■ **REQUIREMENT**:
Your answer should consist of each line from the data below that contains "minutos".

--- MATERIAL SUPPLIED Enclosed Below ---

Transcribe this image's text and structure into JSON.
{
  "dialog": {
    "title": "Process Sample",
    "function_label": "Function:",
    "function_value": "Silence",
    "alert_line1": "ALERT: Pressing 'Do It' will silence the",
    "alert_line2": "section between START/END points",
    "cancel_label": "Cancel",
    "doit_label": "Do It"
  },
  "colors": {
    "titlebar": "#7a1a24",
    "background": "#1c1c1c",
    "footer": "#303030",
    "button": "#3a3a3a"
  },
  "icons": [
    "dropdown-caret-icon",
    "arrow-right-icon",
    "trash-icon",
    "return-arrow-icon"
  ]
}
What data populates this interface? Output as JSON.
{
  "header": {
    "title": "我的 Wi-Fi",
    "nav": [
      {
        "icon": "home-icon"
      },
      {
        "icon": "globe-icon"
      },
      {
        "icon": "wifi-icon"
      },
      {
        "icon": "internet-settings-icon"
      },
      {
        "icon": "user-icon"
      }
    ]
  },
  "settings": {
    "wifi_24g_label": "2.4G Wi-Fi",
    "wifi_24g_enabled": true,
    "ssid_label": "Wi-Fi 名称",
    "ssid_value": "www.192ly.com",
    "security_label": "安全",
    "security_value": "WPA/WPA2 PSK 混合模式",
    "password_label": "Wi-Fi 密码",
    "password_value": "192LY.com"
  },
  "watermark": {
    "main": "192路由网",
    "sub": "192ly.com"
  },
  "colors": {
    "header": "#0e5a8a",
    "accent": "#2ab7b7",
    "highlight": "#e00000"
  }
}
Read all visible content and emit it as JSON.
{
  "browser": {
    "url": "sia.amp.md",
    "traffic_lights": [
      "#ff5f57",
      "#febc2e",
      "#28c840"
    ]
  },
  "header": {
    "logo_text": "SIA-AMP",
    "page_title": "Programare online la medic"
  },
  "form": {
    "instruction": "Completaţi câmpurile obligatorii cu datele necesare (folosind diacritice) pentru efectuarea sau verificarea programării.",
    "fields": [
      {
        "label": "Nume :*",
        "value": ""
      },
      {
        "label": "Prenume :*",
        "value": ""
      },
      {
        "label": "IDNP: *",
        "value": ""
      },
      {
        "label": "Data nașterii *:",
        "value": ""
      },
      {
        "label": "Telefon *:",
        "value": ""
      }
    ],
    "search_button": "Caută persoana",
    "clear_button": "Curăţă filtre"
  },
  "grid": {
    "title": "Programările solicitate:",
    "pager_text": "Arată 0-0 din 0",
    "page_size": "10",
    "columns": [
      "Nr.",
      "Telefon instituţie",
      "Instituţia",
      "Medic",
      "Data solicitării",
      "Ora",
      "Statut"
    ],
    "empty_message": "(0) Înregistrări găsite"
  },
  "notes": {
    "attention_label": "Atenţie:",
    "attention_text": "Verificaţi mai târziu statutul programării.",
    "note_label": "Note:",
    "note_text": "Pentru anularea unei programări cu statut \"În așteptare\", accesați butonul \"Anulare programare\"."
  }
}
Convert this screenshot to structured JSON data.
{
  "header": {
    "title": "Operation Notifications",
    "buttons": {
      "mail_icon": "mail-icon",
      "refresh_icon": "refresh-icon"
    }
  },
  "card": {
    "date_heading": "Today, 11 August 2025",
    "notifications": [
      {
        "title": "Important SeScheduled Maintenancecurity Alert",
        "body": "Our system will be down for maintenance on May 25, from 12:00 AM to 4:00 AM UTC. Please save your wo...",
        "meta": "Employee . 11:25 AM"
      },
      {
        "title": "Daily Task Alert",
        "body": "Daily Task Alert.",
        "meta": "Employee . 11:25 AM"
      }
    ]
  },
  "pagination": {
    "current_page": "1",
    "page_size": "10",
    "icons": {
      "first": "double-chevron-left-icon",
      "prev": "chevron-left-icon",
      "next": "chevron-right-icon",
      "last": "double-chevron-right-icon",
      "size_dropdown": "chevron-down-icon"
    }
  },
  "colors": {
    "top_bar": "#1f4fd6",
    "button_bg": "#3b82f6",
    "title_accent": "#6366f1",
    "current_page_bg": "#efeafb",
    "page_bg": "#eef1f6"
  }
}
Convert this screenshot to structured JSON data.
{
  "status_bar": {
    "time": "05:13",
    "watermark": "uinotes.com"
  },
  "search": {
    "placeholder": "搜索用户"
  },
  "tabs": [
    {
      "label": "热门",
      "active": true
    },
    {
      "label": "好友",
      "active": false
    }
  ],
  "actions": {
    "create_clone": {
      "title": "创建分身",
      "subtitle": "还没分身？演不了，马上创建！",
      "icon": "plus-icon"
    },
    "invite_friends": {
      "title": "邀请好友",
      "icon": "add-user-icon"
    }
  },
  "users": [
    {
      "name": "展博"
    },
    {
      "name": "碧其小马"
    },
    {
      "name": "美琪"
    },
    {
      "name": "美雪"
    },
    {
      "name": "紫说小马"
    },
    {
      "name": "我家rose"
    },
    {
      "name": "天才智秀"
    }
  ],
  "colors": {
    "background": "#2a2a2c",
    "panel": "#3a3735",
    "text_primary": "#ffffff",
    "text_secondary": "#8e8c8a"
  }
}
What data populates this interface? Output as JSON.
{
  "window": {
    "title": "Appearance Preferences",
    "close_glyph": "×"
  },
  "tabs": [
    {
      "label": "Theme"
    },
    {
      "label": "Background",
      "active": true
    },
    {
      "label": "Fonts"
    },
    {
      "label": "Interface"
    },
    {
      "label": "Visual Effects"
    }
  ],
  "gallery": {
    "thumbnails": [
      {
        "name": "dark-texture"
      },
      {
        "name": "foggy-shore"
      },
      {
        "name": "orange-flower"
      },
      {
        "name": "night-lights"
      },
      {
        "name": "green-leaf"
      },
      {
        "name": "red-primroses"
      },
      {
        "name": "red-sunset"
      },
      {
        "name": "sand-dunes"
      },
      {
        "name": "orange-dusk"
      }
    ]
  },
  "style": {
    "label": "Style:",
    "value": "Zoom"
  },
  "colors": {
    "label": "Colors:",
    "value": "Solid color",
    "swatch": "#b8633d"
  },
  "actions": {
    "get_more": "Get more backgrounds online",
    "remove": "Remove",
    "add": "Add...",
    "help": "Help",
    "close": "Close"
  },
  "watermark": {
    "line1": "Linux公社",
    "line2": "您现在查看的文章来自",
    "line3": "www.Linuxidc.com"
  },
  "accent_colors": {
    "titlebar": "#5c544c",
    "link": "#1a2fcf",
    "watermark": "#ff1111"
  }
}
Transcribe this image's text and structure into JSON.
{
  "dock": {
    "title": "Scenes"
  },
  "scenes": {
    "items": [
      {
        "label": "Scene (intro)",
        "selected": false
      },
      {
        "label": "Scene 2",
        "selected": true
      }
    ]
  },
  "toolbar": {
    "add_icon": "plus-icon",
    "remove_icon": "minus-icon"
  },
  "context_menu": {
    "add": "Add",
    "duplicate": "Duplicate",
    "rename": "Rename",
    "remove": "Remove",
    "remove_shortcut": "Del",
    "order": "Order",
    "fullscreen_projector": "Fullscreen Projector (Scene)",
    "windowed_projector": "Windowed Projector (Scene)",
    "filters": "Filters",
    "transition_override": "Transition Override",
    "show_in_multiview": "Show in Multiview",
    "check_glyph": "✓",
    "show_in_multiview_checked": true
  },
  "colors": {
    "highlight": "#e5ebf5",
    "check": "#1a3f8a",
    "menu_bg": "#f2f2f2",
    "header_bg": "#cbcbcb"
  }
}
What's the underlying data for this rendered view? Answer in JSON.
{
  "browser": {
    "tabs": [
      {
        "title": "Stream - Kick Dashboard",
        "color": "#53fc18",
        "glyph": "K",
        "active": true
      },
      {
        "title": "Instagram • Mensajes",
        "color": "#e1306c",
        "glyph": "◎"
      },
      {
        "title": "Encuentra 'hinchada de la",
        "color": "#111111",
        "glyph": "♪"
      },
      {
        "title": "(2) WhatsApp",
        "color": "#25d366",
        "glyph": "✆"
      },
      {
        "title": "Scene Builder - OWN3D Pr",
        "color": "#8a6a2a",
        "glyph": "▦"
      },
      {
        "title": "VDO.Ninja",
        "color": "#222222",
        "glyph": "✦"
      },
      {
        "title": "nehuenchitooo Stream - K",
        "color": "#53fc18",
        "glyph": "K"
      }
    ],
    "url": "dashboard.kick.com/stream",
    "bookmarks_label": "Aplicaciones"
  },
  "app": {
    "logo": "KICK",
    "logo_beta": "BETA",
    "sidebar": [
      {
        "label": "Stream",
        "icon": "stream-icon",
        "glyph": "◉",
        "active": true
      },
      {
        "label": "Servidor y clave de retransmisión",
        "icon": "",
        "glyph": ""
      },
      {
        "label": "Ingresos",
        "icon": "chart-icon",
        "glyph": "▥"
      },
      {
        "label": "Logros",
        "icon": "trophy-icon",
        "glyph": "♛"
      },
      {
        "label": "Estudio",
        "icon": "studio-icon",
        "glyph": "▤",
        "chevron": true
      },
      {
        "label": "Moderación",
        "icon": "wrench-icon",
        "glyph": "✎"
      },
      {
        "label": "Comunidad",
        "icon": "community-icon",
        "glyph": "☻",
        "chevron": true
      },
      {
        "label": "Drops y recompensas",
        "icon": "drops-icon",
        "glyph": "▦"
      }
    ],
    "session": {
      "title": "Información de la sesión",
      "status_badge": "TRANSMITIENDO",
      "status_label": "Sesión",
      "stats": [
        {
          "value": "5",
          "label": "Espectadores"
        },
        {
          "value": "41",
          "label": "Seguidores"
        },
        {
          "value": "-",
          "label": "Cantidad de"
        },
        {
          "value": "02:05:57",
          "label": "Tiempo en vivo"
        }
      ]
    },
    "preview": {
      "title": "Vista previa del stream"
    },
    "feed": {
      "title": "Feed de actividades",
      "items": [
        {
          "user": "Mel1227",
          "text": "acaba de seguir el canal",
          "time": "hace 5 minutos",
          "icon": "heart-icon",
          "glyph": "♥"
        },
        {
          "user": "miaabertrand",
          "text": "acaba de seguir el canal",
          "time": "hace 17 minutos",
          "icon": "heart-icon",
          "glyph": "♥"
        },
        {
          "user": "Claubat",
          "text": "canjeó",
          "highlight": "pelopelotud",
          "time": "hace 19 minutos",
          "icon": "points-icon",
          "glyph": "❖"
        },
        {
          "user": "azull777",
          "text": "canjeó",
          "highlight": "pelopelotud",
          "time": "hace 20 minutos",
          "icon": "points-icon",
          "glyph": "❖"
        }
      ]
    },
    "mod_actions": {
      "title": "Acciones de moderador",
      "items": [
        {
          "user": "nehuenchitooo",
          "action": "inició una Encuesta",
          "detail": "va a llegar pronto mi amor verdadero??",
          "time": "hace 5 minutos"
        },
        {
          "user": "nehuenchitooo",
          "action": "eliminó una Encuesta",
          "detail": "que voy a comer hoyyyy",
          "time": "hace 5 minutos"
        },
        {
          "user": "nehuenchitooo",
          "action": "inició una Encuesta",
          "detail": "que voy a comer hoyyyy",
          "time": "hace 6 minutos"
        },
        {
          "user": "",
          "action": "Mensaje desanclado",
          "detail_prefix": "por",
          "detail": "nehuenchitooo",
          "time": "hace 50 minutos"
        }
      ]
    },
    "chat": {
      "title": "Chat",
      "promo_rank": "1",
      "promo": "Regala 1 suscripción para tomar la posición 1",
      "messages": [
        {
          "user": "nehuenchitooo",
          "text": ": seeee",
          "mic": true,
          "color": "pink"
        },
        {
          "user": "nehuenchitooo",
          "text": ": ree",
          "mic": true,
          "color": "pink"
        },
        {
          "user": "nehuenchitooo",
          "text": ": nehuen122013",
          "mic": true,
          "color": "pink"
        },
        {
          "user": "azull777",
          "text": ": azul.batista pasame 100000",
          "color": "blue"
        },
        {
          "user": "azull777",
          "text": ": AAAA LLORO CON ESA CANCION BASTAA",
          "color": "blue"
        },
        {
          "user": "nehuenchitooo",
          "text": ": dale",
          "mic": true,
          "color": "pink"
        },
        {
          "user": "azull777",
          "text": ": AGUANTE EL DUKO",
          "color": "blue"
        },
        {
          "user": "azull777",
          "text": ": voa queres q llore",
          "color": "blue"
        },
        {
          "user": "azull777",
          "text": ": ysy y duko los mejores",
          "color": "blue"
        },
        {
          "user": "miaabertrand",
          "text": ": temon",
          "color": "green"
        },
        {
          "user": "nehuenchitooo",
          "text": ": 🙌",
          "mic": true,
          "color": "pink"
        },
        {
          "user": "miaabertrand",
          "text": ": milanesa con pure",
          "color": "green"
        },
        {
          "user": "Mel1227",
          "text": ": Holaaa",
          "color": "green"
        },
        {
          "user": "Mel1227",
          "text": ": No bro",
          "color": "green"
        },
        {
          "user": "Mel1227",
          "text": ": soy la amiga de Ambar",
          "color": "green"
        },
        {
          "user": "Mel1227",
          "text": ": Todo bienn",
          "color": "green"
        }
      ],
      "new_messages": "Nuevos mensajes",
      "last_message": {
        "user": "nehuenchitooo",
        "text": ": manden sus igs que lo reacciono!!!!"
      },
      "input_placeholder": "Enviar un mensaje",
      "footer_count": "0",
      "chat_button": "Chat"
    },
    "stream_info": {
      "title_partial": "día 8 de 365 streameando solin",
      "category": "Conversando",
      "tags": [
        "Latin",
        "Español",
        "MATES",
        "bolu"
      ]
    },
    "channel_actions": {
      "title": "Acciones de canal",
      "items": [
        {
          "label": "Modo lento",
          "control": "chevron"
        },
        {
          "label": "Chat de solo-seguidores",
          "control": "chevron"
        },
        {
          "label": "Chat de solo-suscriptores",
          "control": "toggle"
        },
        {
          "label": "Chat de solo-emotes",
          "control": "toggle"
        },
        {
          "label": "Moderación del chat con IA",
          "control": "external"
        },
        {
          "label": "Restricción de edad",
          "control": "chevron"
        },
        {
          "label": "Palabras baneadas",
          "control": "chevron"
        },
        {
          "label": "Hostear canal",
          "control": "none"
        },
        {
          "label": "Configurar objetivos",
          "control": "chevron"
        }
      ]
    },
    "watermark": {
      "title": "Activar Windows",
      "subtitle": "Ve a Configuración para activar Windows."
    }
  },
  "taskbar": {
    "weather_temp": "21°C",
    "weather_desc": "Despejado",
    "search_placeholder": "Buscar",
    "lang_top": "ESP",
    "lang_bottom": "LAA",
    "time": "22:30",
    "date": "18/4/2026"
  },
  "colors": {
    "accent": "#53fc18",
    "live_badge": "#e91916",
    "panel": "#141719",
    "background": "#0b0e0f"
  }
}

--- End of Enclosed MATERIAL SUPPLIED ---

■ **EXPECTED ANSWER**:
          "time": "hace 5 minutos",
          "time": "hace 17 minutos",
          "time": "hace 19 minutos",
          "time": "hace 20 minutos",
          "time": "hace 5 minutos"
          "time": "hace 5 minutos"
          "time": "hace 6 minutos"
          "time": "hace 50 minutos"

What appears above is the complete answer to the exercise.